TASK REQUIREMENTS >> In the material below, how many lines contain "name"? Answer with the number alone.

DATA EXCERPTS >>
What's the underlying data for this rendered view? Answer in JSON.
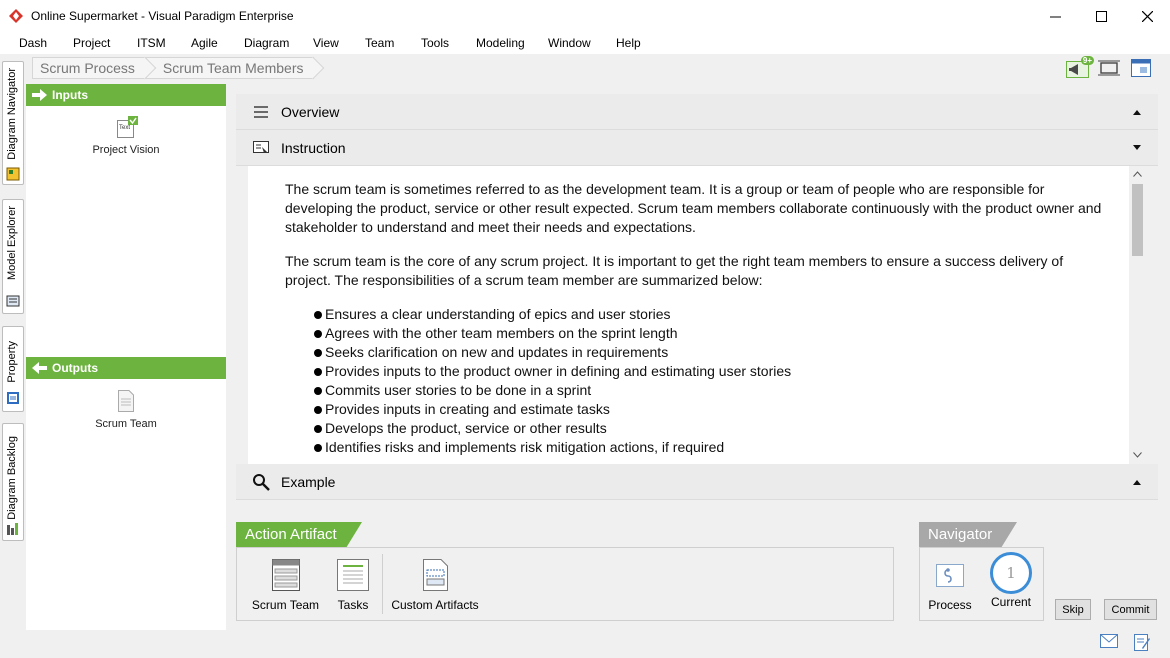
{
  "window": {
    "title": "Online Supermarket - Visual Paradigm Enterprise"
  },
  "menu": {
    "items": [
      "Dash",
      "Project",
      "ITSM",
      "Agile",
      "Diagram",
      "View",
      "Team",
      "Tools",
      "Modeling",
      "Window",
      "Help"
    ]
  },
  "side_tabs": {
    "diagram_navigator": "Diagram Navigator",
    "model_explorer": "Model Explorer",
    "property": "Property",
    "diagram_backlog": "Diagram Backlog"
  },
  "breadcrumb": [
    "Scrum Process",
    "Scrum Team Members"
  ],
  "notification_badge": "9+",
  "inputs": {
    "header": "Inputs",
    "items": [
      {
        "label": "Project Vision",
        "icon": "text-doc-icon",
        "icon_text": "Text"
      }
    ]
  },
  "outputs": {
    "header": "Outputs",
    "items": [
      {
        "label": "Scrum Team",
        "icon": "doc-icon"
      }
    ]
  },
  "overview": {
    "label": "Overview"
  },
  "instruction": {
    "label": "Instruction",
    "paragraphs": [
      "The scrum team is sometimes referred to as the development team. It is a group or team of people who are responsible for developing the product, service or other result expected. Scrum team members collaborate continuously with the product owner and stakeholder to understand and meet their needs and expectations.",
      "The scrum team is the core of any scrum project. It is important to get the right team members to ensure a success delivery of project. The responsibilities of a scrum team member are summarized below:"
    ],
    "bullets": [
      "Ensures a clear understanding of epics and user stories",
      "Agrees with the other team members on the sprint length",
      "Seeks clarification on new and updates in requirements",
      "Provides inputs to the product owner in defining and estimating user stories",
      "Commits user stories to be done in a sprint",
      "Provides inputs in creating and estimate tasks",
      "Develops the product, service or other results",
      "Identifies risks and implements risk mitigation actions, if required"
    ]
  },
  "example": {
    "label": "Example"
  },
  "action_artifact": {
    "title": "Action Artifact",
    "tools": [
      "Scrum Team",
      "Tasks",
      "Custom Artifacts"
    ]
  },
  "navigator": {
    "title": "Navigator",
    "process_label": "Process",
    "current_label": "Current",
    "current_number": "1"
  },
  "buttons": {
    "skip": "Skip",
    "commit": "Commit"
  },
  "colors": {
    "accent_green": "#6db33f",
    "navigator_grey": "#a8a8a8",
    "current_ring": "#3c8dd8"
  }
}
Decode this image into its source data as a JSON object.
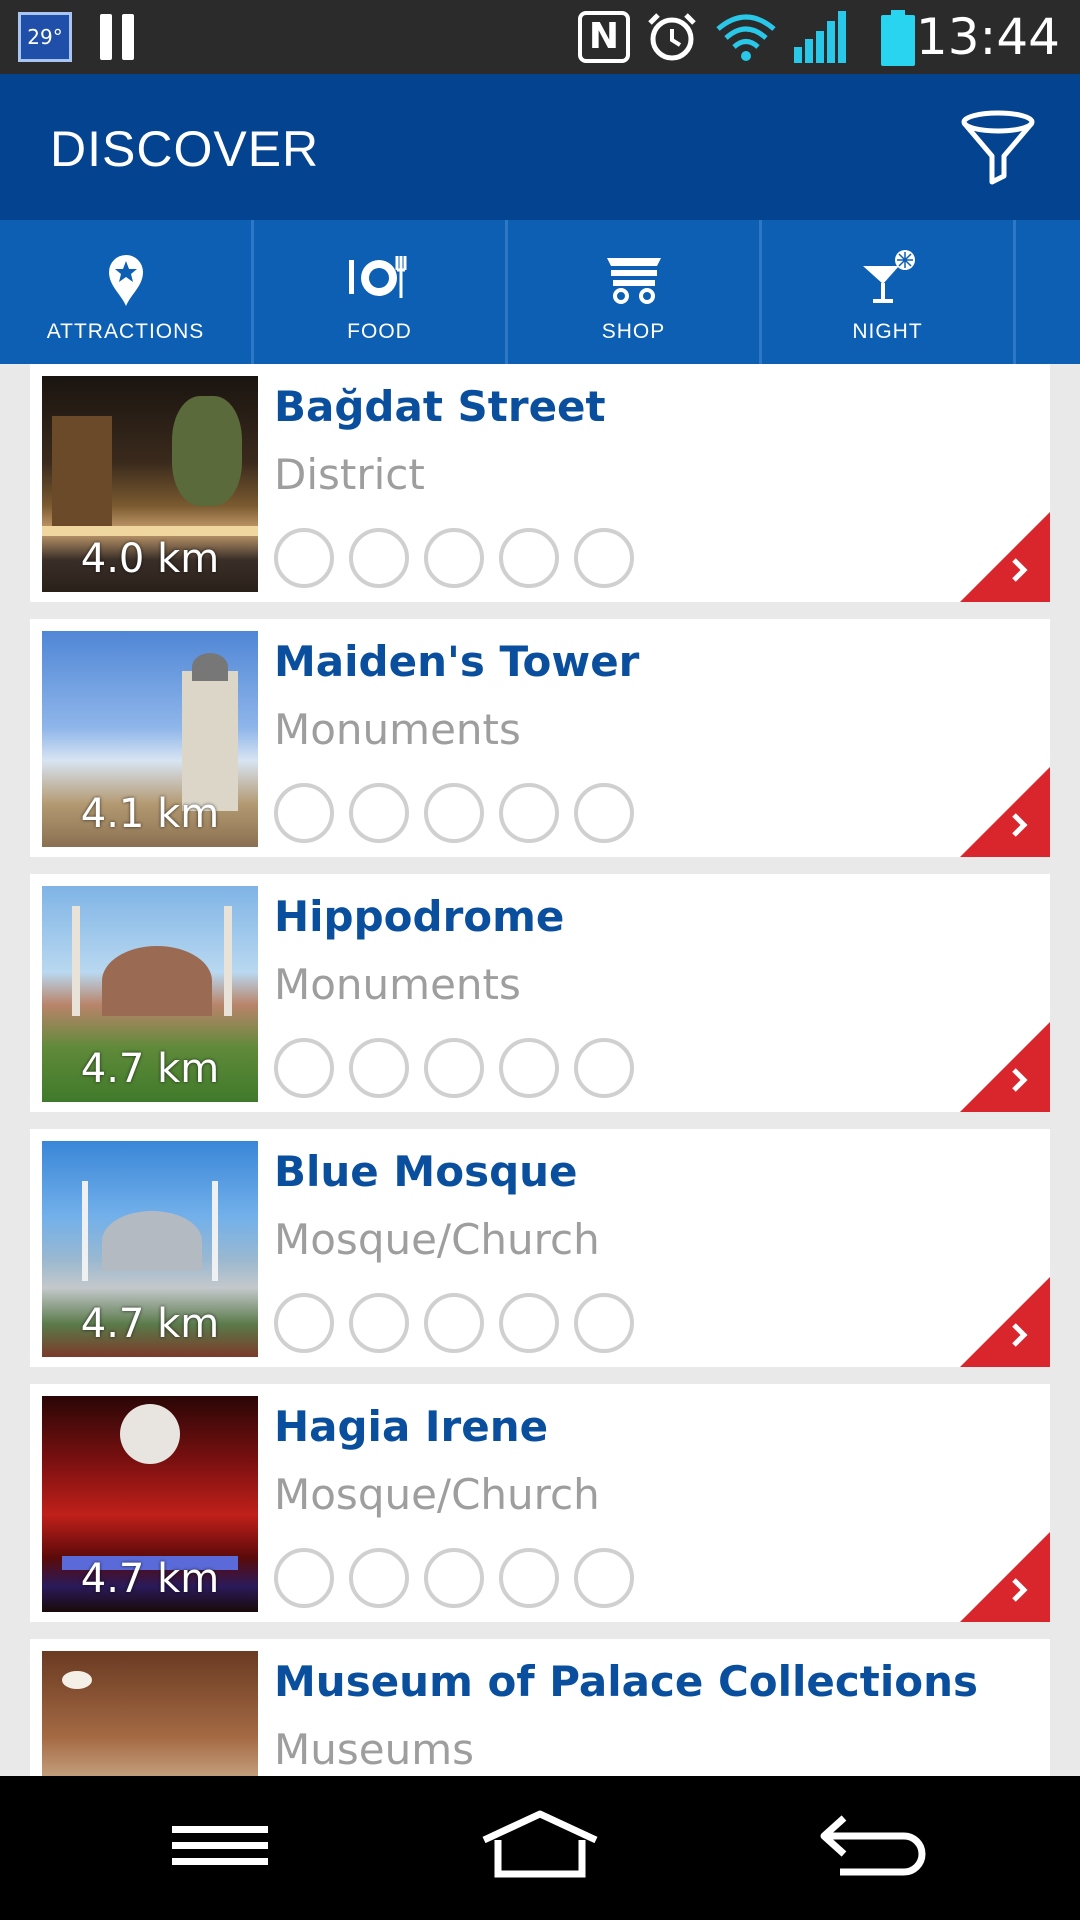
{
  "status_bar": {
    "temperature": "29°",
    "time": "13:44",
    "nfc_label": "N",
    "icons": [
      "pause-icon",
      "nfc-icon",
      "alarm-icon",
      "wifi-icon",
      "signal-icon",
      "battery-icon"
    ]
  },
  "app_bar": {
    "title": "DISCOVER",
    "filter_icon": "filter-icon"
  },
  "tabs": [
    {
      "label": "ATTRACTIONS",
      "icon": "map-pin-star-icon"
    },
    {
      "label": "FOOD",
      "icon": "plate-cutlery-icon"
    },
    {
      "label": "SHOP",
      "icon": "shopping-cart-icon"
    },
    {
      "label": "NIGHT",
      "icon": "cocktail-icon"
    }
  ],
  "places": [
    {
      "name": "Bağdat Street",
      "category": "District",
      "distance": "4.0 km",
      "rating": 0
    },
    {
      "name": "Maiden's Tower",
      "category": "Monuments",
      "distance": "4.1 km",
      "rating": 0
    },
    {
      "name": "Hippodrome",
      "category": "Monuments",
      "distance": "4.7 km",
      "rating": 0
    },
    {
      "name": "Blue Mosque",
      "category": "Mosque/Church",
      "distance": "4.7 km",
      "rating": 0
    },
    {
      "name": "Hagia Irene",
      "category": "Mosque/Church",
      "distance": "4.7 km",
      "rating": 0
    },
    {
      "name": "Museum of Palace Collections",
      "category": "Museums",
      "distance": "",
      "rating": 0
    }
  ],
  "colors": {
    "app_bar": "#03438f",
    "tabs": "#0c5fb3",
    "title_text": "#0a4f9e",
    "category_text": "#9e9e9e",
    "corner_arrow": "#d9262c"
  },
  "nav_bar": {
    "buttons": [
      "menu-icon",
      "home-icon",
      "back-icon"
    ]
  }
}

OUTPUT >> 6